Experience: While I waited for my cab to materialize, two taxis, a pedestrian and a cop stopped to see if I needed help. For the first nine minutes, I watched a “calling your cab” screen. I canceled that cab, resubmitted my request, waited five more minutes and then canceled that cab, too. Midway through my third try, I got a message saying my cab had been dispatched. The app then crashed, but my cab still came. Fare breakdown: $14 (meter), $2 (tip), $1.50 (fee). Total: $17.50.
Best for Mystery Fans
Taxi Magic may crash or say it has canceled your request, and then conjure up a cab anyway. Despite the plot twists during both trips, I eventually got where I was headed.
App Store, Google Play
Uber’s fans are so devoted they’ve repeatedly lobbied the D.C. government to keep cab regulations Uber-friendly. The company keeps its users’ unshakable ardor alive with such new features as fare-splitting.
Response time (in minutes): 8:15
Total time: 14:39
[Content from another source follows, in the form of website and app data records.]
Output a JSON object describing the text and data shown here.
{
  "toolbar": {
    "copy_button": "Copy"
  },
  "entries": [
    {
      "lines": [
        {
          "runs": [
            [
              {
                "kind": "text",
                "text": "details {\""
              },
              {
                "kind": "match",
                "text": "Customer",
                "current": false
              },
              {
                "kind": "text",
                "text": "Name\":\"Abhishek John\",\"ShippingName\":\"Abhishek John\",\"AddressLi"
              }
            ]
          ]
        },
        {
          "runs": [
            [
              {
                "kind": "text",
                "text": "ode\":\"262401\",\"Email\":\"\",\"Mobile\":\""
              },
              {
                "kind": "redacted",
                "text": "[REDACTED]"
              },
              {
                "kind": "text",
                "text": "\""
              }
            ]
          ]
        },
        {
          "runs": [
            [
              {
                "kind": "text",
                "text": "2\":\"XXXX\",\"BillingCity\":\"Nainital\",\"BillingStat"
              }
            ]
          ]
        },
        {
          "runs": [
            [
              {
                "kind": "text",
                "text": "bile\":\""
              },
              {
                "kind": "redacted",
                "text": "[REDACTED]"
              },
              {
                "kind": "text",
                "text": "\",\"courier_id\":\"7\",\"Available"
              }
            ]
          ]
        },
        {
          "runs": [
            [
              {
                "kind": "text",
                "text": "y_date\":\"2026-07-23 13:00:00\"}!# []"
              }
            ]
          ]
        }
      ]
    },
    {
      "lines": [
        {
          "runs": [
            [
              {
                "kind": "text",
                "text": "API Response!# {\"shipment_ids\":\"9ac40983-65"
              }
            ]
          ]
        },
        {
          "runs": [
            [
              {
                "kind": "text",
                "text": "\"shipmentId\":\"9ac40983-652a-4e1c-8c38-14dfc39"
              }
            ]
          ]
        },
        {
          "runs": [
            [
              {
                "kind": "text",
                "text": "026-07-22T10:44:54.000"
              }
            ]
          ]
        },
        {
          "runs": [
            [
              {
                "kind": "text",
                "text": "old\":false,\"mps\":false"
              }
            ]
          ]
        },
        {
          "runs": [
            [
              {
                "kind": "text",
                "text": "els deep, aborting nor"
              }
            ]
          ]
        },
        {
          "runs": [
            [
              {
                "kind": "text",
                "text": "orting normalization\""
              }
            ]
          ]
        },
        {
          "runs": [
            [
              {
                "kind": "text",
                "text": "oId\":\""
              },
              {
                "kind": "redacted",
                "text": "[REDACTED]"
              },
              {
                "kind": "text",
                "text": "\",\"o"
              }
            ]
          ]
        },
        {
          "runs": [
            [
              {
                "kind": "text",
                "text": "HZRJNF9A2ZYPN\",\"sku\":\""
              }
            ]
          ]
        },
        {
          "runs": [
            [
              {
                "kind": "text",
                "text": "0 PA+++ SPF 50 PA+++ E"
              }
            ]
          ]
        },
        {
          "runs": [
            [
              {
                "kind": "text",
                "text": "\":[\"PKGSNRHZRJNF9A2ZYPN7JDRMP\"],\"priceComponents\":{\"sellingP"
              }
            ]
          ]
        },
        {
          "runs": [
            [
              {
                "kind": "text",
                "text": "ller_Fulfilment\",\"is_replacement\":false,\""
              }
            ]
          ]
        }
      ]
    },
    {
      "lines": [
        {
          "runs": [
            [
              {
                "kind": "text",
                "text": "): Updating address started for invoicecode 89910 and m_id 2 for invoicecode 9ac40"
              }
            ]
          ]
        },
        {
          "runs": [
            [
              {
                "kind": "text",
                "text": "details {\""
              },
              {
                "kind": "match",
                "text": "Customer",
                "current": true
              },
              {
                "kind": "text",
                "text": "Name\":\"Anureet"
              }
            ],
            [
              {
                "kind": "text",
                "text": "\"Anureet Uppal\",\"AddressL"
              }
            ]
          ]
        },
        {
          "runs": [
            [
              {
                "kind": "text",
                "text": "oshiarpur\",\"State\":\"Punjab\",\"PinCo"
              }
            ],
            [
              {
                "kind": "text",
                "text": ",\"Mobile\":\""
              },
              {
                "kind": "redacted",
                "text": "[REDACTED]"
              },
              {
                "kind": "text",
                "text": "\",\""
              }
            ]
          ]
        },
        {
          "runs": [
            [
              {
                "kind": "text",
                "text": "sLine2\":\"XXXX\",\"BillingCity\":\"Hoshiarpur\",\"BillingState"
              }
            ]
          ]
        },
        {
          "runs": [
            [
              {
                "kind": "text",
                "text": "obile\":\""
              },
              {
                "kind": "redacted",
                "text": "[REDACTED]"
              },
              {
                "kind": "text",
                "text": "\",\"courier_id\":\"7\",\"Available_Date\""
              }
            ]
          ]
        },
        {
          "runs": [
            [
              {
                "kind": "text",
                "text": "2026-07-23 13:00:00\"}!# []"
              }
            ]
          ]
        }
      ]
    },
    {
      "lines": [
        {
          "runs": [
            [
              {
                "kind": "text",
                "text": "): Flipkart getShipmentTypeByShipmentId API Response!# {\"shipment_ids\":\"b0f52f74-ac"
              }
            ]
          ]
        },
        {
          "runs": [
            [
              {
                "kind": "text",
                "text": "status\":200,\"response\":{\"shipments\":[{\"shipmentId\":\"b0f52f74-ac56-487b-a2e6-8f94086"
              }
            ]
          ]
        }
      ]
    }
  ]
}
Experience: My partner and I decided to give fare-splitting a go, eliminating the need for one of us to pay the other back with cash. Eww, cash. I had Uber split the fare, chose my buddy from my contact list and sent her an invite; she got a text enjoining her to open or download Uber. Scrooge warning: The fare didn’t divide evenly and I had to pay the extra penny. Fare breakdown: $6.24 (meter), $1.25 (tip), $2 (fee). Total: $9.49. ($4.75 and $4.74) H.J.M.
Response time: 4:41
Total time: 19:04
Experience: Instantly, Uber alerted me that Abdul would be there in seven minutes. He made it in 3½. I’d accidentally set my address down the block — it’s tricky to aim the blue locator pin on my iPhone — so he called to confirm where I was. I told him I was on the corner and waved as he slowed to a stop, and then I hopped into the clean, brand-new cab. (Abdul said I was the car’s first passenger.) I was the first one back to work. Fare breakdown: $12.45 (meter), $2.49 (tip), $2 (fee). Total: $16.94. B.M.
Best for Lazy People
Those who prefer doing as little as possible should enjoy Uber, which now doesn’t even require math skills. And the impressive showing in both tests makes Uber a no-brainer.